JDeveloper provides a build-in Subversion client via one of its extensions. Although the functionality is limited (especially in 10g) it is essential for the handling of business components in relation to subversion, especially when it concerns refactoring and deletes. However, because of its limitations, most developers have installed another Subversion client; especially the TostoiseSVN is very popular. And this is where problems may arise.
The subversion client is available in different versions (1.3, 1.4, 1.5 and 1.6) and the structure of the local subversion administration files (the .svn directory) differs. This means that a lower version client does not recognize the working copy of a higher version client. It recognizes that the files are ‘under subversion control’ but does not understand how and it considers all files to be ‘new’. Secondly, a higher version client automatically upgrades the working copy. Thirdly, TortoiseSVN offers automatic upgrades to the latest version. By the way, the client version does not necessary need to match the server and it is not possible to install multiple versions.
Concerning TortoiseSVN, it really is advisable to have at least the 1.5 client. Especially the merge functionality is way better and easier to use than before. However, the JDeveloper 10g extension still is a 1.4 client (Note that the first 10g version (10.1.3.0.x) is a 1.3 client). With this combination you’ll encounter issues, that require close attention, much discipline and may easily result in build problems.
For example, when you delete in JDeveloper a business component (actually often more files), the delete is not administrated in the working copy and the file is marked as ‘missing’. When you now do perform a subversion update, the file is back again . So you must not forget to manually delete the file via TortoiseSVN. It’s even worse with refactoring like renaming and moving.
To prevent these problems, it’s best to install TortoiseSVN 1.4 and disable the update check.
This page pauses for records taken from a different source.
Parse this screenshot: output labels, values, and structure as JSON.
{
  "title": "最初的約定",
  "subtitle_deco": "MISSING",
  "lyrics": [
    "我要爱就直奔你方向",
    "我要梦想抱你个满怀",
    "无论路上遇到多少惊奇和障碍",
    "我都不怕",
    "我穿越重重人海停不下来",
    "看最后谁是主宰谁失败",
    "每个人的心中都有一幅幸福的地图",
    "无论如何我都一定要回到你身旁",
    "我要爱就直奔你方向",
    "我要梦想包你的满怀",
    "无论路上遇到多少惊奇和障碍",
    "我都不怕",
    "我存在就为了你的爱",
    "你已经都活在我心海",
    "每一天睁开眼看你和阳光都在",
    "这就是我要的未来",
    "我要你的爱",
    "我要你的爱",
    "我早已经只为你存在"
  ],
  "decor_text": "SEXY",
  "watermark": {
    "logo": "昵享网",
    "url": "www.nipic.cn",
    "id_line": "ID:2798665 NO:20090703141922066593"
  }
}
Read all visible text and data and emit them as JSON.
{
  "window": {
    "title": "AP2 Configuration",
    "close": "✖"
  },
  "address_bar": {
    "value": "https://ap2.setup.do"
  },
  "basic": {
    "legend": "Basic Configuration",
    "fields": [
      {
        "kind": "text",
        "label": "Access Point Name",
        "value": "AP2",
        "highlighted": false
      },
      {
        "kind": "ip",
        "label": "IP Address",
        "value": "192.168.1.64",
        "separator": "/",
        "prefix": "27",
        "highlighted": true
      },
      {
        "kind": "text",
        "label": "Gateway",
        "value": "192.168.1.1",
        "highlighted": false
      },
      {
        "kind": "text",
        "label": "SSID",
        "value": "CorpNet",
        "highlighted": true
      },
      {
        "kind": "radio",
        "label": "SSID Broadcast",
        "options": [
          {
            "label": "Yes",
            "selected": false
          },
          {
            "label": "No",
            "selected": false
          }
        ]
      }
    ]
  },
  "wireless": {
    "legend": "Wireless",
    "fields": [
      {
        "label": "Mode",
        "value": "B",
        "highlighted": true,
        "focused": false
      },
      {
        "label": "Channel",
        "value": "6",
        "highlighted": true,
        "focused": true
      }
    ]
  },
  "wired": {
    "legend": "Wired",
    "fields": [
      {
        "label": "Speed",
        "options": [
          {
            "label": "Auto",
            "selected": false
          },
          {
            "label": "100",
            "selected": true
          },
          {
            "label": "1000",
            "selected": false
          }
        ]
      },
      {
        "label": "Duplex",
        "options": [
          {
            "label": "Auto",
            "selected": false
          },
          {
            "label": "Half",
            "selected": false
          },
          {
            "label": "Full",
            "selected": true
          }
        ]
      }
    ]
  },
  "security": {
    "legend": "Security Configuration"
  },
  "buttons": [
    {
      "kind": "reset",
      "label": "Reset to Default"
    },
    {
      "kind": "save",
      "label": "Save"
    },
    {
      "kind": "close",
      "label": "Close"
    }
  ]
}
However, the upgrade to version 1.5 is almost obligatory, because (amongs others) of the much better merge support. A typical catch-22 situation.
Fortunately, JDeveloper extension uses the svnkit (version 1.1.1) it is quite easy to upgrade to a recent version manually:
1. Make sure to have TortoiseSVN 1.5 installed and disable the automatic update notification
2. Stop JDeveloper
3. Download the standalone svnkit 1.2.3 from http://svnkit.com/
4. Unzip it
5. Rename svnkit-javahl.jar to svnjavahl.jar
6. Copy (and replace) svnkit.jar and (the renamed) svnjavahl.jar to the JDeveloper subversion extension directory, [jdev install dir]\jdev\extensions\oracle.jdeveloper.subversion.10.1.3
7. Copy the licence files
8. Done, start JDeveloper
9. Check the tools -> preferences -> Versioning -> Subversion. It now shows the upgraded version :
I’ve tested it with 10.1.3.3 and 10.1.3.4 and 10.1.3.5 and 22.214.171.124.0 and expect it to work with 10.1.3.1 and 2. With 10.1.3.0.x this does not work because it does not use the svnkit. I’ve tried hard, but didn’t succeed.
Note, the latest version of 11g (11g PS1 or 126.96.36.199.0) includes a 1.6 client so you don’t need to update it. The older 11g versions have an 1.5 client (although the very,very first one has an 1.4 client that includes some 1.5 functionalities).
As mentioned in the comments, the same trick seems to work for an upgrade to 1.6.
Since it is so easy to do, I wonder why Oracle does not provide updates for their subversion extension.